Because ignorance of your partner, a lack of real intimacy, causes many of these problems. If you don’t know how your partner is feeling, what’s on their mind, how things are going at their job, what their dreams are, then it’s all too easy for trouble to set in.
Learn How to Talk to Each Other
Unfortunately, that takes work, like any other skill.
A good way to talk that doesn’t take too much time is a regular “check in” where you each take turns talking while the other person listens and says nothing. It’s not a conversation, not a dialogue.
It’s a monologue where you freely share what’s on your mind and in your heart and your spouse just listens. Then, after you’ve spoken for a few minutes, they take their turn and you just listen. You’d be surprised what you can learn about your spouse, even if you’ve been married for years, by just listening to them for two or three minutes! I should say especially if you’ve been married for years.
The way it works is you just get a timer – an hourglass with sand in it that runs for a couple of minutes is fine, but most modern phones have timers built into them and you always have your phone with you – and each take turns talking. You can do this anytime it’s convenient for both of you, on the couch, or at the breakfast table, or in bed before going to sleep at night.
Say What’s on Your Mind
When it’s your turn, talk about what’s on your mind. Talk about how you’re feeling today. Talk about things that happened to you recently, both good and bad.
Don’t talk to your spouse. Talk in front of them, as though you were letting them listen to your inner monologue. Let them share your thoughts and feelings, whatever they are.
It doesn’t matter whether those thoughts and feelings have anything to do with your spouse, either. You’re just getting used to talking to each other.
The privileged glimpse you get inside your spouse’s heart and mind during this kind of sharing is a great gift, and also a powerful weapon against complacency.

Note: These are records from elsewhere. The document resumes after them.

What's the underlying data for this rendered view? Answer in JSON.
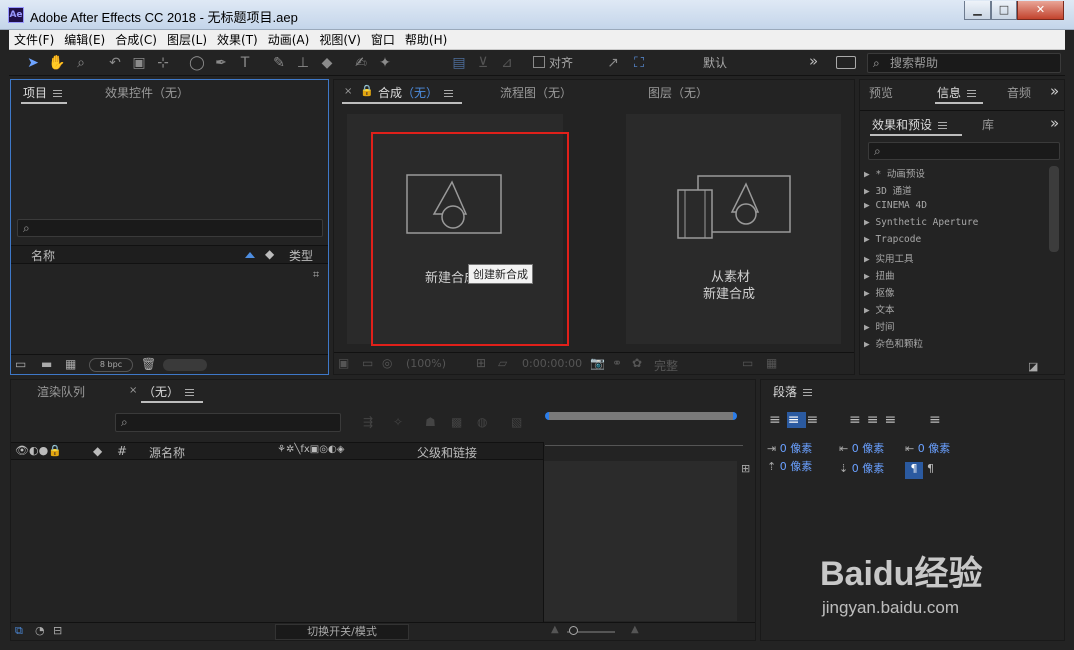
{
  "window": {
    "title": "Adobe After Effects CC 2018 - 无标题项目.aep",
    "logo": "Ae",
    "min": "▁",
    "max": "□",
    "close": "✕"
  },
  "menu": [
    "文件(F)",
    "编辑(E)",
    "合成(C)",
    "图层(L)",
    "效果(T)",
    "动画(A)",
    "视图(V)",
    "窗口",
    "帮助(H)"
  ],
  "toolbar": {
    "align_label": "对齐",
    "workspace": "默认",
    "more": "»",
    "search_placeholder": "搜索帮助"
  },
  "project_panel": {
    "tab": "项目",
    "effects_tab": "效果控件（无）",
    "col_name": "名称",
    "col_type": "类型",
    "bpc": "8 bpc"
  },
  "comp_panel": {
    "tab_prefix": "合成",
    "tab_value": "（无）",
    "flow_tab": "流程图（无）",
    "layer_tab": "图层（无）",
    "new_comp": "新建合成",
    "tooltip": "创建新合成",
    "from_footage_line1": "从素材",
    "from_footage_line2": "新建合成",
    "zoom": "(100%)",
    "timecode": "0:00:00:00",
    "quality": "完整"
  },
  "right_panel": {
    "tabs": [
      "预览",
      "信息",
      "音频"
    ],
    "effects_tab": "效果和预设",
    "lib_tab": "库",
    "more": "»",
    "effects": [
      "* 动画预设",
      "3D 通道",
      "CINEMA 4D",
      "Synthetic Aperture",
      "Trapcode",
      "实用工具",
      "扭曲",
      "抠像",
      "文本",
      "时间",
      "杂色和颗粒"
    ]
  },
  "timeline": {
    "render_tab": "渲染队列",
    "comp_tab": "（无）",
    "col_num": "#",
    "col_source": "源名称",
    "col_parent": "父级和链接",
    "toggle_label": "切换开关/模式"
  },
  "paragraph": {
    "tab": "段落",
    "values": [
      "0 像素",
      "0 像素",
      "0 像素",
      "0 像素",
      "0 像素"
    ]
  },
  "watermark": {
    "brand": "Baidu经验",
    "url": "jingyan.baidu.com"
  }
}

When you regularly hear details of your spouse’s humanity, when you understand and share their triumphs and their tragedies, both small and large, then it’s much harder for you to take them for granted.
The Grateful List
Another good way to prevent complacency is to make a list of all the things about your partner that you are grateful for. Not just the chores he or she does, but the qualities about them you admire.
Write them down. Make a list and then make a point of telling your partner what you appreciate about them. Read the list and really think about everything on it. This will help remind you that your spouse is a special, wonderful person and that you’re proud of them.
Thank them for the work they do, the chores around the house. Tell them you love them. Don’t just reflexively say it as you’re heading out the door to the office. Say it while looking into their eyes.
There’s an old joke about “letting yourself go” once you get married. Don’t do that. I don’t mean you have to go to the gym every day or run a hundred miles a week. But take some care with your personal appearance and grooming. Keep yourself healthy – your attitude towards your own health is often a good indicator of your attitude towards the health of your marriage.
Be sure to tell your partner that they look good, too.
Good communication and appreciation of each other are an excellent foundation for your marriage, and with a little effort, you can ward off complacency and strengthen the foundation of your relationship.
Do you feel you two are starting to drift apart? Running out of ideas on how to relate better with your spouse? Check out my Mend the Marriage program to get you started on the right path!